"Eric Fischl is a unique voice in contemporary American art, certainly as an artist, but also as a public speaker. I very much look forward to our exchange and thank our friends at the United States Embassy most warmly for this engaging series of encounters with exceptional American artists," said National Gallery of Canada Director and CEO Marc Mayer.
In February 2015, Marie Watt, was the first artist featured in the Contemporary Conversations series at the NGC in Ottawa. In May, Nick Cave participated in second installment, while Stephen Wilkes will close the year-long series with a lecture on November 19. Additional artists represented in the Art in Embassies exhibition at Lornado include Edward Burtynsky, Chuck Close, Theaster Gates, Alex Katz, and Hung Liu.
Registration for the Eric Fischl lecture is now closed. Members of the public who wish to RSVP for the next lecture, featuring artist Stephen Wilkes on November 19, can do so beginning October 19 at email@example.com.
More information about the series can be found at www.gallery.ca/conversations/en.
About Eric Fischl
Eric Fischl was born in 1948 in New York City and grew up in the suburbs of Long Island. He attended Phoenix College, Arizona, and earned his Bachelor of Fine Arts degree from the California Institute for the Arts, Valencia, in 1972. Fischl then spent time in Chicago, Illinois, where he worked as a guard at the Museum of Contemporary Art.
In 1974 he moved to Halifax, Nova Scotia, to teach painting at the Nova Scotia College of Art and Design. Fischl had his first solo show at Dalhousie Art Gallery in Nova Scotia in 1975 before relocating to New York City in 1978. Fischl's suburban upbringing provided him with a backdrop of alcoholism and a country club culture obsessed with image over content.
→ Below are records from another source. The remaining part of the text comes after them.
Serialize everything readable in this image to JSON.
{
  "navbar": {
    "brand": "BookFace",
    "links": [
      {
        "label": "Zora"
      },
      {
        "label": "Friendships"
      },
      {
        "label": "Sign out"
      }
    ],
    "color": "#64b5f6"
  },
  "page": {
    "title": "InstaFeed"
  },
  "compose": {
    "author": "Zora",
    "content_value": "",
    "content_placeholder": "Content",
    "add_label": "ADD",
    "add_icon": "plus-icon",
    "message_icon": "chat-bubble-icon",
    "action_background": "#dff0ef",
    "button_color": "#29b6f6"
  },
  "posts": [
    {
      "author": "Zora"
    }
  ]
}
His early work thus became focused on the rift between what was experienced and what could not be said. He first received critical attention for depicting dark, disturbing undercurrents of mainstream American life.
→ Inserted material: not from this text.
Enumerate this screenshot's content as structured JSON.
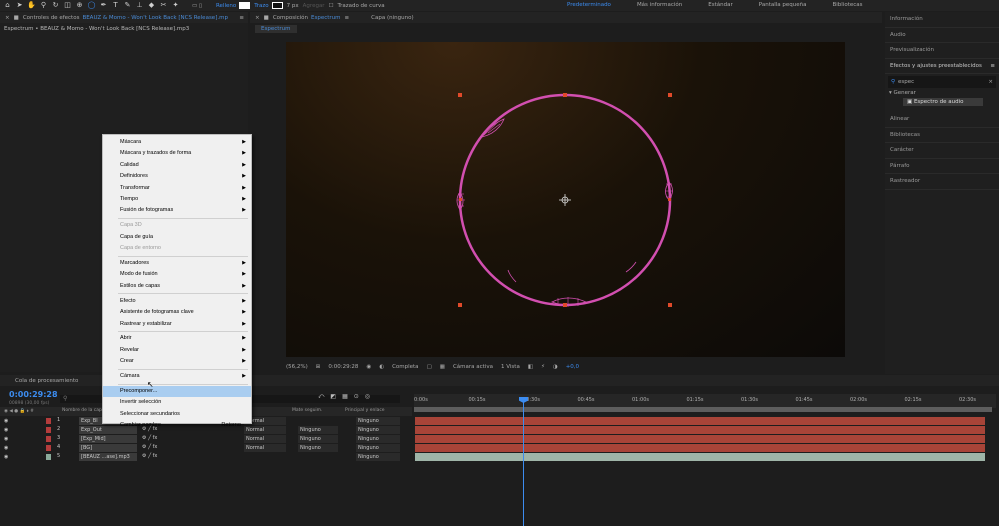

"I called [the sculpture] tumbling as opposed to falling because I wanted it to have a feeling of lateral motion . . . a feeling that we're in motion, heading somewhere and not in control. I wanted to express that feeling of vulnerability that comes when we have lost our equilibrium: uprooted, no longer fixed. I also decided to make it a woman as opposed to a man because I think historically the woman still holds as a symbol for vulnerability as well as for nurturing and caretaking within our cultural framework."
Biography courtesy of www.ericfischl.com.
About the National Gallery of Canada
The National Gallery of Canada (NGC) is home to the most important collections of historical and contemporary Canadian art. The NGC also maintains Canada's premier collection of European Art from the 14th to the 21st century, as well as important works of American, Asian and Indigenous Art and renowned international collections of prints, drawings and photographs. Created in 1880, the National Gallery of Canada has played a key role in Canadian culture for well over a century. Among its principal missions is to increase access to excellent works of art for all Canadians. For more information, visit gallery.ca.
About Art in Embassies
Established in 1963 by President John F. Kennedy, The U.S. Department of State's Office of Art in Embassies plays a leading role in U.S. public diplomacy by promoting cross-cultural dialogue through the visual arts. A premier example of public-private arts partnership, Art in Embassies maintains a presence in more than 200 venues in 190 countries worldwide, and has worked with over 20,000 individual and institutional partners. For more information please visit: http://art.state.gov
SOURCE National Gallery of Canada
For further information: Valerie Laforce, Media Assistant, U.S. Embassy Ottawa, LaForceV@state.gov, 613-688-5316; Josée-Britanie Mallet, Senior Media and Public Relations Officer, National Gallery of Canada, firstname.lastname@example.org, 613-990-6835